The liberty of which Paul speaks is exemption from the ceremonies of the law, the observance of which was demanded by the false apostles as necessary. But let the reader, at the same time, remember, that such liberty is only a part of that which Christ has procured for us: for how small a matter would it be, if he had only freed us from ceremonies? This is but a stream, which must be traced to a higher source. It is because

“Christ was made a curse, that he might redeem us
from the curse of the law,” (Galatians 3:13;)

because he has revolted the power of the law” so far as it held us liable to the judgment of God under the penalty of eternal death; because, in a word, he has rescued us from the tyranny of sin, Satan, and death. Thus, under one department is included the whole class; but on this subject we shall speak more fully on the Epistle to the Colossians.

This liberty was procured for us by Christ on the cross: the fruit and possession of it are bestowed upon us through the Gospel. Well does Paul, then, warn the Galatians, not to be entangled again with the yoke of bondage, — that is, not to allow a snare to be laid for their consciences. For if men lay upon our shoulders an unjust burden, it may be borne; but if they endeavor to bring our consciences into bondage, we must resist valiantly, even to death. If men be permitted to bind our consciences, we shall be deprived of an invaluable blessing, and an insult will be, at the same time, offered to Christ, the Author of our freedom. But what is the force of the word again, in the exhortation, “and be not entangled again with the yoke of bondage?” for the Galatians had never lived under the law. It simply means that they were not to be entangled, as if they had not been redeemed by the grace of Christ. Although the law was given to Jews, not to Gentiles, yet, apart from Christ, neither the one nor the other enjoys any freedom, but absolute bondage.

81 “Car il n’est pas yci seulement question du monde et des eommoditez de ceste vie, mais aussi des choses sainctes et qui eoncernent le service de Dieu.” “For the present subject comprehends not merely the world and the benefits of this life, but also holy things, and those which relate to the worship of God.”

John Calvin Calvin's Commentaries on Galatians Chapter V Verse 1
VOL XXI p146

Todd said...

These comments of Luther's _are_ wonderfully clear.

I'm interested in your translation too. It is very direct. My translation (much more wordy) gives a slightly different nuance to the end of the first paragraph quoted:

"and when they have tired themselves a long time in the works of the law with great and grievous toil, in the end this is their reward, that they are miserable and perpetual servants. And whereof? Even of sin, death, God’s wrath, the devil, etc"

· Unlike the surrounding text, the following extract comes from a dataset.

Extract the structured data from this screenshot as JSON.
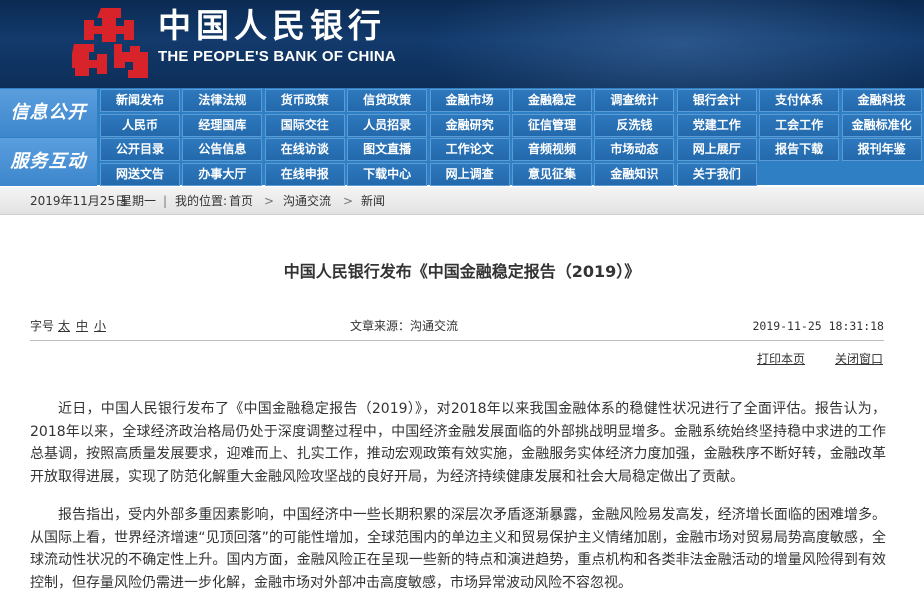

Todd said...

P.S. Why is "democracy" a label on this post? Do you have something in mind that I'm missing or was that an error?

Qayaq said...

Luther is good stuff! We need the constant reminder of the frivolity of trying to earn our own righteousness by being good or doing good. If the law was sufficient to make one righteous, Christ would not have been necessary. The very fact that God became man proves this.

Reepicheep said...

Sorry, it was supposed to be "Devotional" not "Democracy" autofills when you type the first couple of letters.

My Luther commentary on Galatians is the 1535 version translated by
Theodore Graebner.

Sorry, I don't know German beyond "Volkswagen" and "Gesundheit".